    Not sure if that last one makes sense, but at any rate I couldn’t bring myself to end it with some obnoxiousness like “It’s For Our Children!!!1” :smiley:

  68. Avatar for bhunt bhunt says:

    Thank YOU, Jed. I think that “long-term optimistic” is the mindset we all need to adopt.

  69. Amazing. Just became a paid subscriber today. Read the Narrative and Metaverse Trilogy.
    I don’t know what I just read, in a sense. It was overwhelming (in the best way!).
    I’m 28 and feel like I just stumbled into a learning community who’s core values I share.
    Seemed to me that there’s lots of logoi in your articles, Ben. Thanks for the work and looking forward to reading more!
    Joey

  70. Welcome to the pack, Joey.

    This is a good place to start to get to know the thinking around here, which is pretty diverse and one of the best places to talk things out I’ve ever found.

    See you around!
    -rafa

Continue the discussion at the Epsilon Theory Forum

1 more reply

Participants

The Latest From Epsilon Theory

DISCLOSURES
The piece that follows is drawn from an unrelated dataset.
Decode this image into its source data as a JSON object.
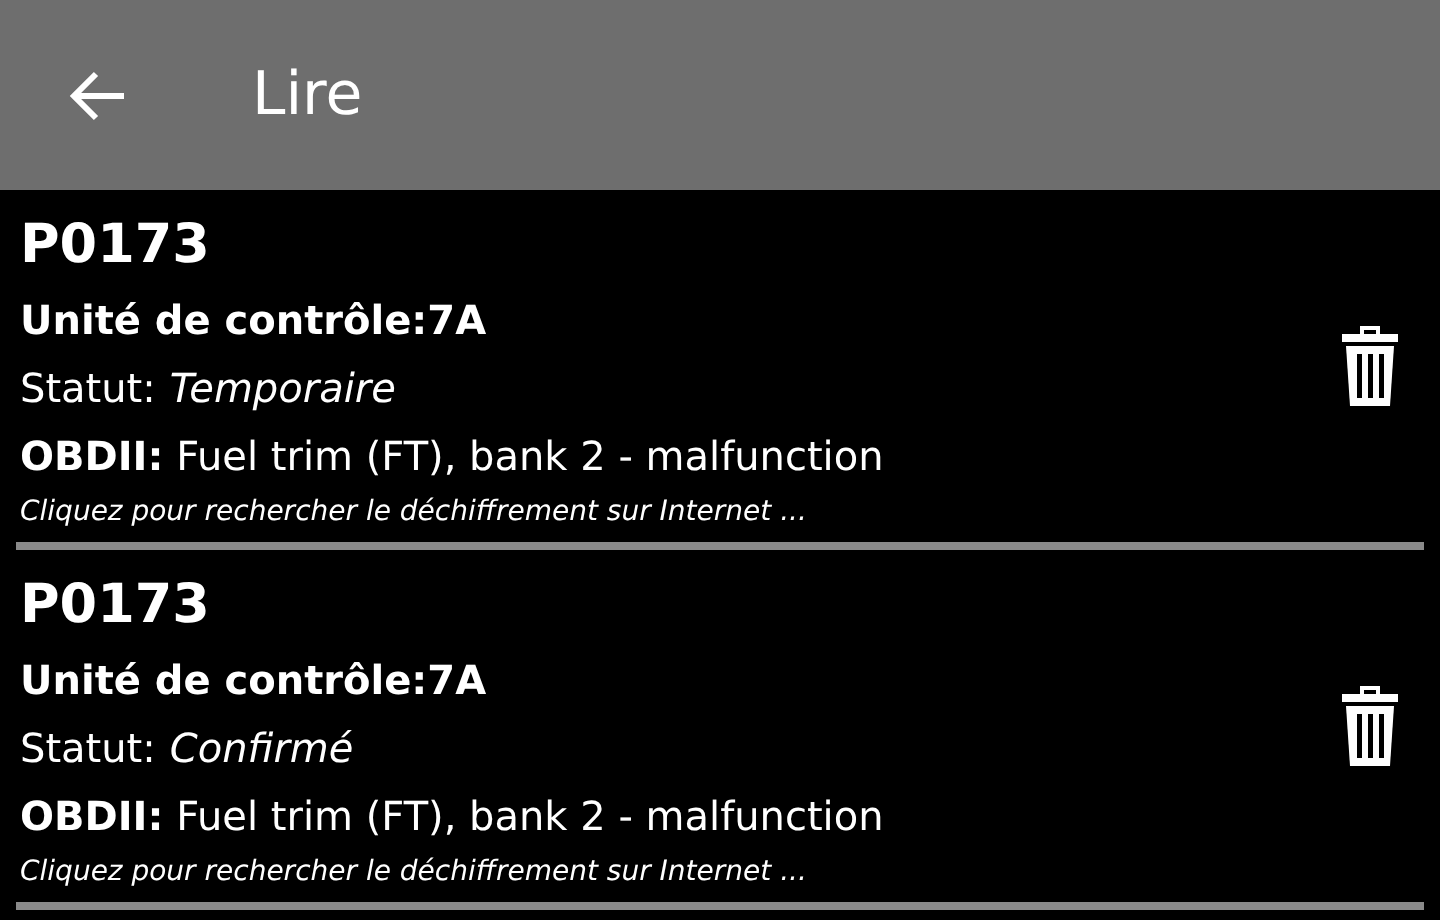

This commentary is being provided to you as general information only and should not be taken as investment advice. The opinions expressed in these materials represent the personal views of the author(s). It is not investment research or a research recommendation, as it does not constitute substantive research or analysis. Any action that you take as a result of information contained in this document is ultimately your responsibility. Epsilon Theory will not accept liability for any loss or damage, including without limitation to any loss of profit, which may arise directly or indirectly from use of or reliance on such information. Consult your investment advisor before making any investment decisions. It must be noted, that no one can accurately predict the future of the market with certainty or guarantee future investment performance. Past performance is not a guarantee of future results.

Statements in this communication are forward-looking statements. The forward-looking statements and other views expressed herein are as of the date of this publication. Actual future results or occurrences may differ significantly from those anticipated in any forward-looking statements, and there is no guarantee that any predictions will come to pass. The views expressed herein are subject to change at any time, due to numerous market and other factors. Epsilon Theory disclaims any obligation to update publicly or revise any forward-looking statements or views expressed herein. This information is neither an offer to sell nor a solicitation of any offer to buy any securities. This commentary has been prepared without regard to the individual financial circumstances and objectives of persons who receive it. Epsilon Theory recommends that investors independently evaluate particular investments and strategies, and encourages investors to seek the advice of a financial advisor. The appropriateness of a particular investment or strategy will depend on an investor’s individual circumstances and objectives.